If you check your browser, you may have dozens of certificates, but there are only a few Trusted Root Certifying Authorities (TRCA).  Almost every country has their own, simply because of country pride.  Most of the other certificates, are chained or intermediate certificates.  These certificates include the TRCA certificate indicating this chained certificate is backed by someone else.

Two other classes of certificates are self-signed and Trusted Root Certificates.

If a web site owner does not want to pay someone to vouch for them, they can create a self-signed certificate.  This certificate basically says, "hey, you can trust me because I said that I am me."  It's is the end-users choice whether to make that assumption or not.

Finally, a Trusted Root Certrificate can issued by an individual firm.  Anyone can create a Certifiying Authority and become just like a VeriSign.  They can choose their own level of verification and start issuing certificates to individuals (or firms for that matter).  In this case, the browser would give a warning that a firm wants to install a Trusted Root Certificate onto the computer.  It's the end-users  choice.  Once that certificate is installed, any of the certificates issued by that firm are trusted.

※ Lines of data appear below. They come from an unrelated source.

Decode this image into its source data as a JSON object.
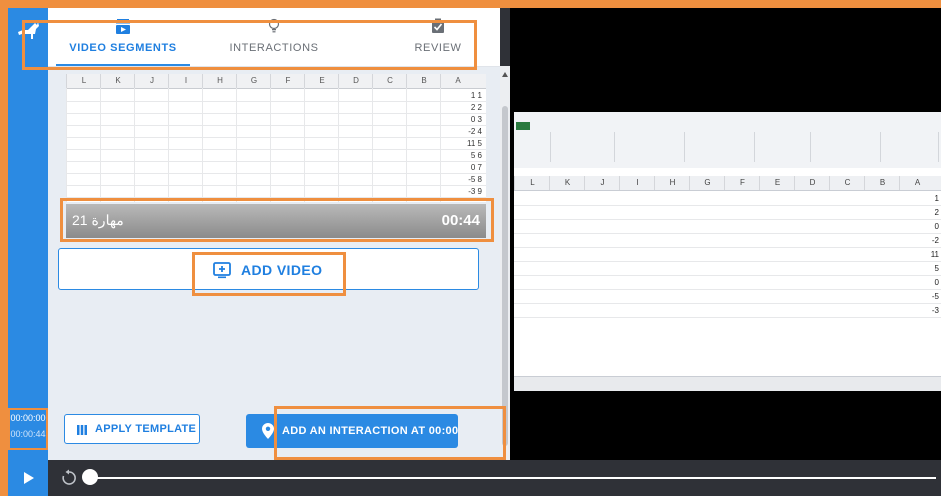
{
  "tabs": [
    {
      "label": "VIDEO SEGMENTS",
      "icon": "video-segments-icon",
      "active": true
    },
    {
      "label": "INTERACTIONS",
      "icon": "lightbulb-icon",
      "active": false
    },
    {
      "label": "REVIEW",
      "icon": "clipboard-check-icon",
      "active": false
    }
  ],
  "segment": {
    "title": "مهارة 21",
    "duration": "00:44"
  },
  "add_video": {
    "label": "ADD VIDEO",
    "icon": "add-video-icon"
  },
  "apply_template": {
    "label": "APPLY TEMPLATE",
    "icon": "template-columns-icon"
  },
  "add_interaction": {
    "label": "ADD AN INTERACTION AT 00:00",
    "icon": "location-pin-icon"
  },
  "time_display": {
    "current": "00:00:00",
    "total": "00:00:44"
  },
  "thumbnail": {
    "columns": [
      "L",
      "K",
      "J",
      "I",
      "H",
      "G",
      "F",
      "E",
      "D",
      "C",
      "B",
      "A"
    ],
    "row_values": [
      "1 1",
      "2 2",
      "0 3",
      "-2 4",
      "11 5",
      "5 6",
      "0 7",
      "-5 8",
      "-3 9"
    ]
  },
  "video_frame": {
    "columns": [
      "L",
      "K",
      "J",
      "I",
      "H",
      "G",
      "F",
      "E",
      "D",
      "C",
      "B",
      "A"
    ],
    "values": [
      "1",
      "2",
      "0",
      "-2",
      "11",
      "5",
      "0",
      "-5",
      "-3"
    ]
  },
  "player": {
    "progress": 0.0
  },
  "colors": {
    "accent": "#2b8ae3",
    "highlight": "#ef8f3f"
  }
}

And finally there is the self-signed Trusted Root Certificate.

A self-signed Trusted Root Certificate allows a vendor to become a Certifying Authority.  Suppose a vendor wants to be able to sell certificates to their clients.  But they do not want to go through the hassle and cost of paying one of the real Trusted Root Authorities to be able to resell certificates that are automatically recognized by everyone.  The vendor sets themselves up to be a Trusted Root Authority and starts selling certificates to their clients.

Everything is fine, until one of the clients end-users gets a digitally signed file and it it says the certificate is not recognized (or something similar).  What has just occurred on the end-users computer is that the certificate used, does not have a chain back to a recognized Trusted Root Authority.  So what the vendor does is include in the certificates that they sell to their clients, is a copy of their own Trusted Root Authority.  The end-user has to install that vendors certificate and all the trust that entails.  Once that occurs, any more certificates based off that Trusted Root Authority, will now be recognized.

This means that every single certificate that an end-user sees, must trace it's path back to a Trusted Root Authority.  Either directly or via Intermediate certificates.

As you can see, digital certificates are not a simply concept.  They are also fraught with potential issues.  What happens if the TRCA itself gets compromised and duplicate certificates are issued?  What if a client loses their certificate, how is revocation handled?  These and many more questions should be considered before getting a certificate from someone other than one of the few recognized Trusted Root Authorities.

thanks for hanging in there through this long missive.

Go out and certify something!